[Task input — start]
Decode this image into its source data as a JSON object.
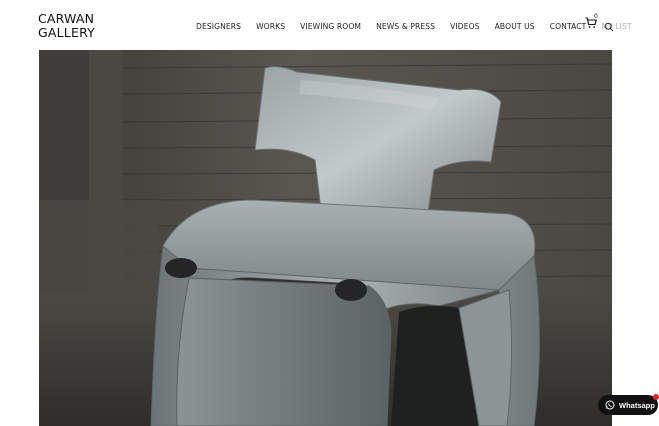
{
  "brand": {
    "line1": "CARWAN",
    "line2": "GALLERY"
  },
  "nav": {
    "items": [
      {
        "label": "DESIGNERS"
      },
      {
        "label": "WORKS"
      },
      {
        "label": "VIEWING ROOM"
      },
      {
        "label": "NEWS & PRESS"
      },
      {
        "label": "VIDEOS"
      },
      {
        "label": "ABOUT US"
      },
      {
        "label": "CONTACT"
      },
      {
        "label": "MY LIST"
      }
    ]
  },
  "cart": {
    "icon": "cart-icon",
    "count": "0"
  },
  "search": {
    "icon": "search-icon"
  },
  "hero": {
    "subject": "metal-chair-photo"
  },
  "whatsapp": {
    "label": "Whatsapp",
    "icon": "whatsapp-icon"
  }
}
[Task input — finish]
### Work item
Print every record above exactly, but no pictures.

### Answer for this exercise
Decode this image into its source data as a JSON object.
{
  "brand": {
    "line1": "CARWAN",
    "line2": "GALLERY"
  },
  "nav": {
    "items": [
      {
        "label": "DESIGNERS"
      },
      {
        "label": "WORKS"
      },
      {
        "label": "VIEWING ROOM"
      },
      {
        "label": "NEWS & PRESS"
      },
      {
        "label": "VIDEOS"
      },
      {
        "label": "ABOUT US"
      },
      {
        "label": "CONTACT"
      },
      {
        "label": "MY LIST"
      }
    ]
  },
  "cart": {
    "icon": "cart-icon",
    "count": "0"
  },
  "search": {
    "icon": "search-icon"
  },
  "hero": {
    "subject": "metal-chair-photo"
  },
  "whatsapp": {
    "label": "Whatsapp",
    "icon": "whatsapp-icon"
  }
}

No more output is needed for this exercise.